[Records excerpted from a collection]
BEGIN

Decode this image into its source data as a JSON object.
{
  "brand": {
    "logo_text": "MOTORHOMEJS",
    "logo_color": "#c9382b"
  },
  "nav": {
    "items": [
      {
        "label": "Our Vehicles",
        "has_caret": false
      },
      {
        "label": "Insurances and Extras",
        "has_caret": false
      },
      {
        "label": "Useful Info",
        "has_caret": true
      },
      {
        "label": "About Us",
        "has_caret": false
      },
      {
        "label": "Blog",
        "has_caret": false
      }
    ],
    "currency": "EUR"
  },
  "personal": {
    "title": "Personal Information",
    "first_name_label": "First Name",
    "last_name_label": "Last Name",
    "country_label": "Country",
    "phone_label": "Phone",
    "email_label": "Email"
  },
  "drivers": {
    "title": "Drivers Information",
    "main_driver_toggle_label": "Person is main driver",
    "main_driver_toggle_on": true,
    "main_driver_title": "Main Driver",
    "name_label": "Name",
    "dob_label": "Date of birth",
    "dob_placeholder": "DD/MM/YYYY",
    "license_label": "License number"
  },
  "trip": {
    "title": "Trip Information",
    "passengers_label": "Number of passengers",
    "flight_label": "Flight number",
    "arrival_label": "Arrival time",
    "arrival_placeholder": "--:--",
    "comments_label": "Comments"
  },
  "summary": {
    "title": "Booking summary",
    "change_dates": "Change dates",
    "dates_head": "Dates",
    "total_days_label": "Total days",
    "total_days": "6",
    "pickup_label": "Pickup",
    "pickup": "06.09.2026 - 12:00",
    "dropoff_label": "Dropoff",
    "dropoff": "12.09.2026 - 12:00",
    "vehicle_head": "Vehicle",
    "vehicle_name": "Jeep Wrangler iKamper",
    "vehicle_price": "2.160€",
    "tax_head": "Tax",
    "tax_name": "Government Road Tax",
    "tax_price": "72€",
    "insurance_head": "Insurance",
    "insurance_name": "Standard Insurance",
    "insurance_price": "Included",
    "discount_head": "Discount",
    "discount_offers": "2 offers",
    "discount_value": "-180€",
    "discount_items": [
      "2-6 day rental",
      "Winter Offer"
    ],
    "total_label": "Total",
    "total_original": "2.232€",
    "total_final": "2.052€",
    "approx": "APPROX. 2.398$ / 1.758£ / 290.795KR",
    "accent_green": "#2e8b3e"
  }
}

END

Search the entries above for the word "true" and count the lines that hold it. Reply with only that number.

2